If you are not using pre-ground meat, chill the venison and pork fat until it is almost freezing by sticking it in the freezer for an hour. Cut both the meat and fat into chunks that will fit into your grinder. Grind through your fine die in a meat grinder. If you do not have a meat grinder, you can use a food processor, set on pulse. Don’t crowd the processor and chop the meat in pulses until you get something that looks like ground meat — it will not be as good as with a grinder, but it is easier than hand-mincing everything, which is also an option. Put the meat in the fridge.
Pour the milk into a pot and set it on low heat. Cut the crusts off the stale bread and break it into pieces. Add the pieces to the pot. They will begin to absorb the milk. Turn off the heat and mash everything into a paste. Let it cool to room temperature.
In the meat bowl, add the salt and spices. Crack the eggs into the bowl, then pour the bread-milk mixture in. With clean hands, gently mix everything together. Do not knead it like bread, and do not squeeze things together. Just gently work the mixture: Think cake, not bread. When it is mostly combined — you need not get everything perfect — grab a tablespoon and scoop up some. Roll it into a little ball with your palms.
Gently roll the meatballs in the flour; you’ll probably need about a cup. You may need to re-shape them before putting them onto a cookie sheet lined with wax or parchment paper.
When the meatballs are all made, get a large pan ready; I use a big cast-iron frying pan.

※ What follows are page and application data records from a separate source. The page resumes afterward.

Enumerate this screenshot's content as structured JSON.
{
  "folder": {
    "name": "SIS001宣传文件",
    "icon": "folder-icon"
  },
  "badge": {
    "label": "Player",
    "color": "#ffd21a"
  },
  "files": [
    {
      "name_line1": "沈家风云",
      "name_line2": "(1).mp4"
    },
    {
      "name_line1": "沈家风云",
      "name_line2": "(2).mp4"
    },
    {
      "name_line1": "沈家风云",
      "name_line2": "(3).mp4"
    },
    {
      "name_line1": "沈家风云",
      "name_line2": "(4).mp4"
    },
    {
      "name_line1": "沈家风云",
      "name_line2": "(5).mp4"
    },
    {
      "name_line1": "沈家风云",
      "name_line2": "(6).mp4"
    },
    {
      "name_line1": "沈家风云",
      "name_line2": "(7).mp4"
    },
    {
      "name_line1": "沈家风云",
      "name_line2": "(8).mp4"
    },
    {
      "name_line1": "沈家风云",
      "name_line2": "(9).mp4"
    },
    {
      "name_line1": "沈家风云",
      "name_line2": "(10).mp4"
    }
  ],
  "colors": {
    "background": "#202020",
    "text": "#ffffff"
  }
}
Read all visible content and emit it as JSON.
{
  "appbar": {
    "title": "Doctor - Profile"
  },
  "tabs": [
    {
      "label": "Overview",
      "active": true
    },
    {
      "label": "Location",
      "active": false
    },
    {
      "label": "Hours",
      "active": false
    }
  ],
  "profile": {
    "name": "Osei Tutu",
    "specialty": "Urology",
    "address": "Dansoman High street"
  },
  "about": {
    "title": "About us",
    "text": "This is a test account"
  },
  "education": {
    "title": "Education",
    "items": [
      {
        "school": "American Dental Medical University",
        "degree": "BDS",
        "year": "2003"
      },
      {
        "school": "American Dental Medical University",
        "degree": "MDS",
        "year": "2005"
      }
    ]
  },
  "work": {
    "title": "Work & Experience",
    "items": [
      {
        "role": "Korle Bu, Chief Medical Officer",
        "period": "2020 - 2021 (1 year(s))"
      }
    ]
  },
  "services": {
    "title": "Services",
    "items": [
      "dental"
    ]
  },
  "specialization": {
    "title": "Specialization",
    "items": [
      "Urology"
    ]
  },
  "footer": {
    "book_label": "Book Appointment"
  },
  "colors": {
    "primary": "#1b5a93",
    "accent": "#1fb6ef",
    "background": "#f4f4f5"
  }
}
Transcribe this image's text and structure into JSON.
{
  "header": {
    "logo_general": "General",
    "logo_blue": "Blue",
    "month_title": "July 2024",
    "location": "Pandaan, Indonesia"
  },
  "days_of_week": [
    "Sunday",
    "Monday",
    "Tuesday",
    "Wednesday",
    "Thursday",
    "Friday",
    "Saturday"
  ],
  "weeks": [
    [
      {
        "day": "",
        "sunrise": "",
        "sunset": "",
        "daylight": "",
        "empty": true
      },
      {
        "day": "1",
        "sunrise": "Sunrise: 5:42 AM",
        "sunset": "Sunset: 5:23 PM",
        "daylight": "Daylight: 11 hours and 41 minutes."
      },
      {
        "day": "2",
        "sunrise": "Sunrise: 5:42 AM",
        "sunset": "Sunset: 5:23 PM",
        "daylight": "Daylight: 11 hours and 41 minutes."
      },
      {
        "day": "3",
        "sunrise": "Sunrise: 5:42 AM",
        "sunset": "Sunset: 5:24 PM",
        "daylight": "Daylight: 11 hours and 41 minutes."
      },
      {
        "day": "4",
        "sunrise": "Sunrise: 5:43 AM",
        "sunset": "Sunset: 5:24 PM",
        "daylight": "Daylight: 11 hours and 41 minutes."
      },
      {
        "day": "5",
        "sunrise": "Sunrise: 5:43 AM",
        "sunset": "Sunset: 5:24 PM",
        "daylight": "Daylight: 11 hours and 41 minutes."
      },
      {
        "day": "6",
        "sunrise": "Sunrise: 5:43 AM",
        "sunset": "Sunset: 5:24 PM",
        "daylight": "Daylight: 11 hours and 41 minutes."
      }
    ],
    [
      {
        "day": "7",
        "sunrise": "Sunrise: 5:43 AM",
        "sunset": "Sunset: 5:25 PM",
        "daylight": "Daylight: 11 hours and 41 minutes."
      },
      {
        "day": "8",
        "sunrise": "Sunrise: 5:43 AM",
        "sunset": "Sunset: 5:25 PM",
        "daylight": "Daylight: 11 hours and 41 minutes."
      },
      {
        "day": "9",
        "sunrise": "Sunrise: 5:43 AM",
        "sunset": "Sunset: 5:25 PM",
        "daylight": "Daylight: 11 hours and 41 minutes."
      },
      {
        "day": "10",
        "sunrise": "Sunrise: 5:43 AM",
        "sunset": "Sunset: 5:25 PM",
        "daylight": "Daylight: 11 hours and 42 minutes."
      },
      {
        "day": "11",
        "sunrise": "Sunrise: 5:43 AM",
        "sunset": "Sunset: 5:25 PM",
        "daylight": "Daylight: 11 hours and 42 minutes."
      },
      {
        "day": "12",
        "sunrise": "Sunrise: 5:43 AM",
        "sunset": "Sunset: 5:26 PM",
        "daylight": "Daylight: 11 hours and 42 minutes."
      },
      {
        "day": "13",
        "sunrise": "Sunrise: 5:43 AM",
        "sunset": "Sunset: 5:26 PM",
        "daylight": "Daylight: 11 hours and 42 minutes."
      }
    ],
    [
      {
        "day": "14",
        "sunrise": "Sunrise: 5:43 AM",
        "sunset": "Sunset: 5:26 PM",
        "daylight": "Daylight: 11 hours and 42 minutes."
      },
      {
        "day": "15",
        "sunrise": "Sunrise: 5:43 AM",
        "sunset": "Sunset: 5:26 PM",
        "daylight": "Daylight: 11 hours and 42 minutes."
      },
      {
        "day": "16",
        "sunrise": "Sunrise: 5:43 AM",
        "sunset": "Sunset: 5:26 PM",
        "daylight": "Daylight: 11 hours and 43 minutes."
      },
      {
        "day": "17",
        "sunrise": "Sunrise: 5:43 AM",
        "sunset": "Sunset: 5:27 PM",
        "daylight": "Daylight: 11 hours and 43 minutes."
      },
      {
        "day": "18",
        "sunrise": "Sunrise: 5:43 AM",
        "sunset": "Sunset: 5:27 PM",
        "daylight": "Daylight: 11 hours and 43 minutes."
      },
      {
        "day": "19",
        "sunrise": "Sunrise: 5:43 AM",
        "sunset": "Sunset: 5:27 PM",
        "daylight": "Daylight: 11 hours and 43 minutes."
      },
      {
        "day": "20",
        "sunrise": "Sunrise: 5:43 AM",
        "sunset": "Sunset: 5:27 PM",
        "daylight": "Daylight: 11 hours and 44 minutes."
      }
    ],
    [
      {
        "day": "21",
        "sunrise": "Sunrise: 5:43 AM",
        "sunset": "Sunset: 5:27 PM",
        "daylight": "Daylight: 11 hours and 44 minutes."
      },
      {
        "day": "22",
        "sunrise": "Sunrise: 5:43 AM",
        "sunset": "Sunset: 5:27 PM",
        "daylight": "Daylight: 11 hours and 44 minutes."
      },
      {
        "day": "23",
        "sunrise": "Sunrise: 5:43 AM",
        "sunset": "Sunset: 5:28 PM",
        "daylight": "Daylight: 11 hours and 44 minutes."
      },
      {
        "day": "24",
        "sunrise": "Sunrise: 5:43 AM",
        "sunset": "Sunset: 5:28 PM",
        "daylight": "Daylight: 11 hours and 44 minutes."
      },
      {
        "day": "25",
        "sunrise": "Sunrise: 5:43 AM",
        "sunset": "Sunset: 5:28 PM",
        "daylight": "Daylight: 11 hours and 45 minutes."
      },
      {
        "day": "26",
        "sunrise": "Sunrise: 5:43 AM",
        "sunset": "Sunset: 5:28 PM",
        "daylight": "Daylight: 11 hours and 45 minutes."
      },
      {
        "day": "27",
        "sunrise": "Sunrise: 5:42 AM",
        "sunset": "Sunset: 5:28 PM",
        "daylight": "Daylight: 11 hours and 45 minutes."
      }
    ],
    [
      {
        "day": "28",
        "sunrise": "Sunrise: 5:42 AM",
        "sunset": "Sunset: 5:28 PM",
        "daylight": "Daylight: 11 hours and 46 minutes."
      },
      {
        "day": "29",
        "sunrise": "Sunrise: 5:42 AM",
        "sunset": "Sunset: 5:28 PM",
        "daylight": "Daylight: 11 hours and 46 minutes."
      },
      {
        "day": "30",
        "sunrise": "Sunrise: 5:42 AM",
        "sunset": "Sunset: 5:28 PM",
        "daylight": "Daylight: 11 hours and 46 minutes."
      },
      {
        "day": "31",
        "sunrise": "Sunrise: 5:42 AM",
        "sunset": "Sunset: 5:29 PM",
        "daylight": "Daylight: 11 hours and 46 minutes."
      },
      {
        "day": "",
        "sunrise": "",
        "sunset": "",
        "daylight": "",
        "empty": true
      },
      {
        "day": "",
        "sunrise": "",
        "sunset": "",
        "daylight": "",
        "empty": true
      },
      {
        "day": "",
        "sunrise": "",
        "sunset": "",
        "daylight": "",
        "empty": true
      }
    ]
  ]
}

Fill it with a little less than 1/4 inch of oil. I use canola oil with a little butter tossed in for flavor. Bring it up to temperature over medium-high heat. When a drop of flour flicked in the oil immediately sizzles away, drop the heat to medium and add the meatballs. Do not crowd them.
You want the oil to come up halfway on the meatballs. Add a little oil if need be; don’t worry, you can reuse it. Fry on medium heat for 3 to 5 minutes. You are looking for golden brown. Turn only once. The other side will need 2 to 4 minutes. When cooked, set the meatballs on a paper towel or wire rack to drain. They can be used right away or cooled and then refrigerated for a week, or frozen for several months.
Once the meatballs are cooked, drain all but about 3 or 4 tablespoons of butter/oil from the pan. Over medium heat, add an equal amount of the flour left over from dusting the meatballs. Stir to make a roux and cook slowly until it turns a nice golden brown. Think coffee with cream.
Add the stock gradually and turn the heat up to medium-high. Stir well to combine and add more stock or some water if need be — you want this thicker than water, thinner than Thanksgiving gravy. Taste for salt and add if needed. Add the lingonberry or highbush cranberry jelly to the pan. Let it melt and then mix it in gently.
Put the meatballs in the pan, coat all the meatballs with the sauce, cover and cook for 10 minutes over medium-low heat. Add the cream and just warm through, maybe 3 or 4 minutes. Serve over mashed potatoes or with German egg noodles.
Serve these little meatballs in the sauce over mashed potatoes. A salad or sauteed greens would round things out. This is a large recipe, so you can either halve it or freeze extra meatballs after you brown them.